Although assets are constantly acquired by companies, a company’s workers are always capable of the most. Despite this, reinvestment into labor often yields extremely poor return on investment (ROI) measuring Learning and Development projects. But what are the main obstacles? Time has shown inefficient and ineffective training is the main culprit.

The traditional option for companies is to fund in-person seminars for employees to attend. But usually, these training courses are extremely costly between the costs to preparers and accommodation costs like transportation, hotels, and venues. In total, around $40,000 is spent on a training session, averaging to just over $1,000 per worker. Furthermore, these trainings do not prove to be effective. 25% forget the content immediately, and 24% and 21% see the training as irrelevant and obsolete respectively.

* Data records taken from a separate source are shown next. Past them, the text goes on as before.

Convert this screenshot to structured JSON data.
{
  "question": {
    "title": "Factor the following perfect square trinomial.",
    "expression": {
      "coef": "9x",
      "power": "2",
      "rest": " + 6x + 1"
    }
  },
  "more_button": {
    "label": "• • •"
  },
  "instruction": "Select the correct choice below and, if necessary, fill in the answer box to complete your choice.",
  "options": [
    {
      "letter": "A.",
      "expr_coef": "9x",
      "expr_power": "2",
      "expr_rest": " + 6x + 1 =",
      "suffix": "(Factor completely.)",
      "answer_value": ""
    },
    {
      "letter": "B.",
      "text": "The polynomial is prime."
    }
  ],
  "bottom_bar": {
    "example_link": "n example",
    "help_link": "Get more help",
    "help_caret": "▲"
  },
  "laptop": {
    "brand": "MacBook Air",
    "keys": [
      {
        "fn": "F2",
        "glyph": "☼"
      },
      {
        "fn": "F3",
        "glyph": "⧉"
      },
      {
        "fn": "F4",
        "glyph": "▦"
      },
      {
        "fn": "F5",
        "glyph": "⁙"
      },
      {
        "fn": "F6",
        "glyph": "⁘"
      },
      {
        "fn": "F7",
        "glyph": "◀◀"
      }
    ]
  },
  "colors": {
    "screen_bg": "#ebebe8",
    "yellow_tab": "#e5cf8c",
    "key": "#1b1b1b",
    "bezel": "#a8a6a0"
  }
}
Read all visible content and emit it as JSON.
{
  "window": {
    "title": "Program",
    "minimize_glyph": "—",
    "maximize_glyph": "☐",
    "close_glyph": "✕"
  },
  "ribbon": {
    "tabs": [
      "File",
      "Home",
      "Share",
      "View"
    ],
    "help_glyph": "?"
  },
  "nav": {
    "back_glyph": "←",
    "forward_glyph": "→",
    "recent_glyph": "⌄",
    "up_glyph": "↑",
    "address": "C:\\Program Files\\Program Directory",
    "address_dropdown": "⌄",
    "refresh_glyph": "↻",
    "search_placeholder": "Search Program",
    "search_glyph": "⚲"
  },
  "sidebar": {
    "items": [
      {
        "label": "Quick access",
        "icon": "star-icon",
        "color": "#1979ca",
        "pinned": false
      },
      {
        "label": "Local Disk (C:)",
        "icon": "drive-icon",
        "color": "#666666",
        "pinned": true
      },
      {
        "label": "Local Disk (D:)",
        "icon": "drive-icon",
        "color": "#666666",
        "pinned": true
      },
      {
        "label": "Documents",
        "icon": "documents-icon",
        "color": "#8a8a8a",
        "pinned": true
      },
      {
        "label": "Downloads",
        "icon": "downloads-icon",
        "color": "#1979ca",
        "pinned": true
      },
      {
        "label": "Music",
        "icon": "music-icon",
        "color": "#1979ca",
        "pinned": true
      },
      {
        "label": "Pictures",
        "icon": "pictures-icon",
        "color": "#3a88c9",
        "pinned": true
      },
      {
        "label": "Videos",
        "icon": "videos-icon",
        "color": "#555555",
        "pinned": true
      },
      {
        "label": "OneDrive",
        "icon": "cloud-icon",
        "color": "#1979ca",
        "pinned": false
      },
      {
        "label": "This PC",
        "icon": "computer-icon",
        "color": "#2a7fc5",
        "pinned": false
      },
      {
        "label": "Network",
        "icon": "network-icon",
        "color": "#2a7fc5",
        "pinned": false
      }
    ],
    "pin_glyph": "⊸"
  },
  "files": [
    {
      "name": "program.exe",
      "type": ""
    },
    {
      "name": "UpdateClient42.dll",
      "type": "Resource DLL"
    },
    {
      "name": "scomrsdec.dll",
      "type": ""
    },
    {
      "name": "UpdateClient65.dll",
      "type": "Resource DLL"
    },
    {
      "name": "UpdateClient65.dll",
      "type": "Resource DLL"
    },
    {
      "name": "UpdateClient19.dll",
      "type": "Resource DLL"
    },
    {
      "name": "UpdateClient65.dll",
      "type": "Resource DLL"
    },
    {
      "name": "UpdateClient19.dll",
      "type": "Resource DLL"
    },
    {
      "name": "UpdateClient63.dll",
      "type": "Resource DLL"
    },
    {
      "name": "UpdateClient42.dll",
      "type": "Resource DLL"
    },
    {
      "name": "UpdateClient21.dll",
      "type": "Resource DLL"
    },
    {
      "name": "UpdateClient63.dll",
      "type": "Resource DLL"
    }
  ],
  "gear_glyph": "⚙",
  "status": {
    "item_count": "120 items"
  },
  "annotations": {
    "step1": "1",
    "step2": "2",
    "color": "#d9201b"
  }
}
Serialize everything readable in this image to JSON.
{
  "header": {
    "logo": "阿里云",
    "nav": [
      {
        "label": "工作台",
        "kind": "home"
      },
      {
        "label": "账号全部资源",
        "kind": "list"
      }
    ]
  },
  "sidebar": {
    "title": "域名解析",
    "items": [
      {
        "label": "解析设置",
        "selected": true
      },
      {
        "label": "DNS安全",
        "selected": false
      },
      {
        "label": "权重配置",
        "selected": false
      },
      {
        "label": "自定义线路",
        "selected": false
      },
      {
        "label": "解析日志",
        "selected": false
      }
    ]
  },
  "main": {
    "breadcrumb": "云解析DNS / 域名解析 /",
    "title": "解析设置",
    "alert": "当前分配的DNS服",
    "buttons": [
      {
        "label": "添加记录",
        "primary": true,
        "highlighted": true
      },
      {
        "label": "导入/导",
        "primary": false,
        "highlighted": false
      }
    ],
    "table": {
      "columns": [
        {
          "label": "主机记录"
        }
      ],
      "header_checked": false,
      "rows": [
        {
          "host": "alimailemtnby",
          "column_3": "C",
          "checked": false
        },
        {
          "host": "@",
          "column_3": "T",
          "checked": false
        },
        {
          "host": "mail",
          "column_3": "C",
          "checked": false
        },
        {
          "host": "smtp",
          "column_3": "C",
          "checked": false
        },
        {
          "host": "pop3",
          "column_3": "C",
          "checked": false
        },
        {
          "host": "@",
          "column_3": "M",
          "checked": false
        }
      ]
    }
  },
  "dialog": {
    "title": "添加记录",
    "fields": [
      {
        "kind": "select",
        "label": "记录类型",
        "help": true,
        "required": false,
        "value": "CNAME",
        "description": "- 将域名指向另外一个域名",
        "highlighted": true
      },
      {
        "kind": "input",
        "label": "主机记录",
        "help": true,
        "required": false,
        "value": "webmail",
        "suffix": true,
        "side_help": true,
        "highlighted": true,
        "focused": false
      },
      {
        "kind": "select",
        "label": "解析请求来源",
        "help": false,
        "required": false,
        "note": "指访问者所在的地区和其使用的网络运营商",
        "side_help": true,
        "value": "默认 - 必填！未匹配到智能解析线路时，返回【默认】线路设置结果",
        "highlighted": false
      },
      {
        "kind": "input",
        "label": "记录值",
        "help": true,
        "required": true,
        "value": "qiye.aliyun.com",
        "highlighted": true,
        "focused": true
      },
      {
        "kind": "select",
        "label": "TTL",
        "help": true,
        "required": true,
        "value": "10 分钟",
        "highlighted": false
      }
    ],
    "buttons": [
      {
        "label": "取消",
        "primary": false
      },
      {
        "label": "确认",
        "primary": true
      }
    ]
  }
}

As technology advances, online training has gained some favor. Considering the virtual nature, most accommodation expenses are mitigated or eliminated entirely. This brings the cost down to around $180 per worker for larger sites such as LinkedIn Learning. While this is more cost-effective, it suffers the same downfall as physical training in terms of efficacy. In the wake of COVID, which has seen more companies switching to virtual training, new competitors have arisen. Sites like Arist aim to not only benefit from the cost-effective virtual nature, but to improve upon content to make it more impactful upon employees.

Ultimately, the ways to train employees have advanced in tandem with today’s companies. Finding the best way to train will likely see the best results for companies across the board.

Measuring the ROI of corporate learning
Source: Arist